The obvious logic in this whole mess is to say forthrightly to one another that we must learn from this not to be foolhardy in putting up another metropolis in the very same location that could be vulnerable to more mayhem in a short time to come? In a long time to come? In some time to come? Whatever, it’s not worth the gamble.
It’s the same toss of the dice in California. It makes no sense to me to build a house on the side of a potential mudslide. People do it. They take pictures of their grand homes and send them all over the place. They brag on their chances. And then calamity hits.
They go back and ask for the same mudslide spill all over again. I say that when they walk into the fan another time, they deserve every shredding they get. It's just not logical, and if Americans pride themselves on anything, it's that they are so downright logical. Not so.
US House Speaker Dennis Hastert (R-IL) says the same thing. He told the Daily Herald in a Chicago suburb that "’it doesn’t make sense to me. And it’s a question that certainly we should ask.’" That answer was to the question whether or not New Orleans should be resurrected on the same spot.
"Infeasibility of Rebuilding New Orleans". Pure Energy Systems. 23 Sept. 2005 - The river is moving away from the city. The city is sinking because of its weight, because no upbuilding by new muck for many decades, because of being cut off from the fresh water, because it is sliding off a cliff (the Continental Shelf), and because the Oil and Gas Industry is extracting oil out from under it. It is a city that for all intents and purposes is now Sea domain. Spend the money on developing alternative energy solutions instead.
[...]A wise evaluation of the facts tells us that the horrendously expensive project he has proposed is a fool’s errand. The city is doomed. There is absolutely no hope for it in the long term. Emotionally pleasing as it may be, rebuilding New Orleans prophesies an even worse disaster than what we have just seen. Hurricanes are only a small part of the threats destroying the city.
Joan Hough. "The Case Against Rebuilding New Orleans". Georgia Heritage Council. - the Army Corps of Engineers in the middle 20th century was charged with protecting N.O. from floods. The Corps took defensive measures to keep the river and N.O.’s canals confined to defined pathways. These measures did serve to prevent many floods, but, also, prevented the movement of sediments in to build up the areas that were growing lower and lower. As a result the land sank while the defenses were being repeatedly raised and strengthened.
No matter the admirable intentions of the engineers, the defenses were never designed to protect NO against a direct hit by a category five hurricane or by the eye’s landfall east of the city in a category four.

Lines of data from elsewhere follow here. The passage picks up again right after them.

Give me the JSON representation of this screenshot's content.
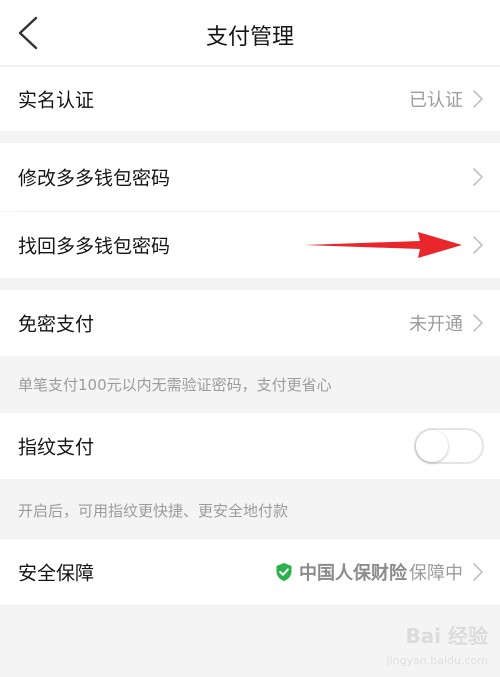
{
  "header": {
    "title": "支付管理",
    "back_icon": "chevron-left-icon"
  },
  "verification": {
    "label": "实名认证",
    "value": "已认证"
  },
  "password_section": {
    "modify_label": "修改多多钱包密码",
    "recover_label": "找回多多钱包密码"
  },
  "password_free": {
    "label": "免密支付",
    "value": "未开通",
    "note": "单笔支付100元以内无需验证密码，支付更省心"
  },
  "fingerprint": {
    "label": "指纹支付",
    "enabled": false,
    "note": "开启后，可用指纹更快捷、更安全地付款"
  },
  "security": {
    "label": "安全保障",
    "insurer": "中国人保财险",
    "status": "保障中",
    "shield_color": "#2bb24c"
  },
  "annotation": {
    "arrow_color": "#e8262b"
  },
  "watermark": {
    "text": "Bai 经验",
    "sub": "jingyan.baidu.com"
  },
  "colors": {
    "background": "#f4f4f4",
    "text": "#151516",
    "muted": "#9c9c9c"
  }
}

We should not forget that the level of the Gulf, itself, has begun its inevitable rise, which, in the estimate of the scientific community, will reach possibly to three feet and will rise more and more rapidly as time passes.
If rebuilt, what is in New Orleans’ future?
New Orleans, no matter what, will no longer exist in 100 years or even sooner.
Andrew C. Revkin. "New Orleans: Still Inevitable, and Impossible?". 2 Sept. 2008 - The question is, when do humans hold the line, and when do they back off, in the face of inevitable disasters? New Orleans, a city largely below sea level, will at some point face a storm that will be perfect — perfectly destructive, that is. It will be something like the 1969 category-5 Hurricane Camille, but on a track 10 or 15 miles further to the west. I don’t wish for it, but it is as inevitable as the chance of hitting snake eyes with enough dice rolls, and the destruction dice may well be getting increasingly loaded, both by rising sea levels and — possibly — warming seas.